* _What is expected_
Would you print the whole listing again, word for word?

══ Source data ══

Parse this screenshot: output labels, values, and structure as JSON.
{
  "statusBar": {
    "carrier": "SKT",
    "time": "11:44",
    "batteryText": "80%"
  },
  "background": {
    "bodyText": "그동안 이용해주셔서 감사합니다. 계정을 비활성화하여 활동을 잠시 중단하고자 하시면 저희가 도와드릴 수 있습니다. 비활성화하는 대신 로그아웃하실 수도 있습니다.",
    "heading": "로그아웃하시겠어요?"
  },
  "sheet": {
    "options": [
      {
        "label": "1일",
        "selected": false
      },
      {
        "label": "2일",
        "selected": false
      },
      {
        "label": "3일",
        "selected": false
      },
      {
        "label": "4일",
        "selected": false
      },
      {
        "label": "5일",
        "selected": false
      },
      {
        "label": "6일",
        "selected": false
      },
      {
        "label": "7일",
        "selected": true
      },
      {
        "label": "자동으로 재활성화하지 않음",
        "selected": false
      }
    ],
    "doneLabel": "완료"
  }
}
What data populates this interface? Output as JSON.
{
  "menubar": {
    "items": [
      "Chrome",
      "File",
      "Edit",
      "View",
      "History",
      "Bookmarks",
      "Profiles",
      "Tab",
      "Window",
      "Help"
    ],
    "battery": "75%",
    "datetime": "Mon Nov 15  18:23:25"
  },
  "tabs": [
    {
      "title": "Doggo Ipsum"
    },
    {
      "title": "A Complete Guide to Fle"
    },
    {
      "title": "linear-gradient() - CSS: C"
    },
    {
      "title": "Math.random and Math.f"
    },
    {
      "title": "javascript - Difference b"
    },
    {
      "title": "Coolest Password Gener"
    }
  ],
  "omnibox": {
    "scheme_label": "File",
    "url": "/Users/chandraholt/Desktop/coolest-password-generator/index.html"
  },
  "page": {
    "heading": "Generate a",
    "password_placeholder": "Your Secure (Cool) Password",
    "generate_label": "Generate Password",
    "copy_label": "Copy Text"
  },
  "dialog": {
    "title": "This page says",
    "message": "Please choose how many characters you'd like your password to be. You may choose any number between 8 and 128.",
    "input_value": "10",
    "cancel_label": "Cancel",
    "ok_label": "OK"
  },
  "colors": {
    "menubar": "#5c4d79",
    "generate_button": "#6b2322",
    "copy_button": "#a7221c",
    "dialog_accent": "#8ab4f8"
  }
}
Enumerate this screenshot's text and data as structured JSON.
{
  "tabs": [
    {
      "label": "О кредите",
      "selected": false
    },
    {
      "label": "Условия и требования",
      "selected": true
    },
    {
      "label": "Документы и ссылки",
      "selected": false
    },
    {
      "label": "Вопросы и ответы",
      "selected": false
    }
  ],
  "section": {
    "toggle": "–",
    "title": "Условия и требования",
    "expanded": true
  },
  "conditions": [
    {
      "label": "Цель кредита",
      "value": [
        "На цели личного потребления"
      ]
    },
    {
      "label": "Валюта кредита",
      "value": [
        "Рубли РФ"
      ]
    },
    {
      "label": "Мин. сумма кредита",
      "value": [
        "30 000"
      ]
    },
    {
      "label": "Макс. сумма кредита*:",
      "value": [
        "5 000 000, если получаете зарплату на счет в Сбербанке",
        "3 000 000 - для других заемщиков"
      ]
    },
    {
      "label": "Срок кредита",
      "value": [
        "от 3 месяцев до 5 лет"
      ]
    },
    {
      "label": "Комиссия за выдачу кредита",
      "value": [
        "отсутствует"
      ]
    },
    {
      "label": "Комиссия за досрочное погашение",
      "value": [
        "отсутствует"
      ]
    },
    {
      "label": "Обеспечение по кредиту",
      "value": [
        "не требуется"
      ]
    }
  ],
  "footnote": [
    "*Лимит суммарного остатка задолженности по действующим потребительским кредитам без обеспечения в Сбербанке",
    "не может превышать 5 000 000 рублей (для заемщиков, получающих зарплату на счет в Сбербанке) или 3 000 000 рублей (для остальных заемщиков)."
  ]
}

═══

* _Solution to the problem_
Parse this screenshot: output labels, values, and structure as JSON.
{
  "statusBar": {
    "carrier": "SKT",
    "time": "11:44",
    "batteryText": "80%"
  },
  "background": {
    "bodyText": "그동안 이용해주셔서 감사합니다. 계정을 비활성화하여 활동을 잠시 중단하고자 하시면 저희가 도와드릴 수 있습니다. 비활성화하는 대신 로그아웃하실 수도 있습니다.",
    "heading": "로그아웃하시겠어요?"
  },
  "sheet": {
    "options": [
      {
        "label": "1일",
        "selected": false
      },
      {
        "label": "2일",
        "selected": false
      },
      {
        "label": "3일",
        "selected": false
      },
      {
        "label": "4일",
        "selected": false
      },
      {
        "label": "5일",
        "selected": false
      },
      {
        "label": "6일",
        "selected": false
      },
      {
        "label": "7일",
        "selected": true
      },
      {
        "label": "자동으로 재활성화하지 않음",
        "selected": false
      }
    ],
    "doneLabel": "완료"
  }
}
What data populates this interface? Output as JSON.
{
  "menubar": {
    "items": [
      "Chrome",
      "File",
      "Edit",
      "View",
      "History",
      "Bookmarks",
      "Profiles",
      "Tab",
      "Window",
      "Help"
    ],
    "battery": "75%",
    "datetime": "Mon Nov 15  18:23:25"
  },
  "tabs": [
    {
      "title": "Doggo Ipsum"
    },
    {
      "title": "A Complete Guide to Fle"
    },
    {
      "title": "linear-gradient() - CSS: C"
    },
    {
      "title": "Math.random and Math.f"
    },
    {
      "title": "javascript - Difference b"
    },
    {
      "title": "Coolest Password Gener"
    }
  ],
  "omnibox": {
    "scheme_label": "File",
    "url": "/Users/chandraholt/Desktop/coolest-password-generator/index.html"
  },
  "page": {
    "heading": "Generate a",
    "password_placeholder": "Your Secure (Cool) Password",
    "generate_label": "Generate Password",
    "copy_label": "Copy Text"
  },
  "dialog": {
    "title": "This page says",
    "message": "Please choose how many characters you'd like your password to be. You may choose any number between 8 and 128.",
    "input_value": "10",
    "cancel_label": "Cancel",
    "ok_label": "OK"
  },
  "colors": {
    "menubar": "#5c4d79",
    "generate_button": "#6b2322",
    "copy_button": "#a7221c",
    "dialog_accent": "#8ab4f8"
  }
}
Enumerate this screenshot's text and data as structured JSON.
{
  "tabs": [
    {
      "label": "О кредите",
      "selected": false
    },
    {
      "label": "Условия и требования",
      "selected": true
    },
    {
      "label": "Документы и ссылки",
      "selected": false
    },
    {
      "label": "Вопросы и ответы",
      "selected": false
    }
  ],
  "section": {
    "toggle": "–",
    "title": "Условия и требования",
    "expanded": true
  },
  "conditions": [
    {
      "label": "Цель кредита",
      "value": [
        "На цели личного потребления"
      ]
    },
    {
      "label": "Валюта кредита",
      "value": [
        "Рубли РФ"
      ]
    },
    {
      "label": "Мин. сумма кредита",
      "value": [
        "30 000"
      ]
    },
    {
      "label": "Макс. сумма кредита*:",
      "value": [
        "5 000 000, если получаете зарплату на счет в Сбербанке",
        "3 000 000 - для других заемщиков"
      ]
    },
    {
      "label": "Срок кредита",
      "value": [
        "от 3 месяцев до 5 лет"
      ]
    },
    {
      "label": "Комиссия за выдачу кредита",
      "value": [
        "отсутствует"
      ]
    },
    {
      "label": "Комиссия за досрочное погашение",
      "value": [
        "отсутствует"
      ]
    },
    {
      "label": "Обеспечение по кредиту",
      "value": [
        "не требуется"
      ]
    }
  ],
  "footnote": [
    "*Лимит суммарного остатка задолженности по действующим потребительским кредитам без обеспечения в Сбербанке",
    "не может превышать 5 000 000 рублей (для заемщиков, получающих зарплату на счет в Сбербанке) или 3 000 000 рублей (для остальных заемщиков)."
  ]
}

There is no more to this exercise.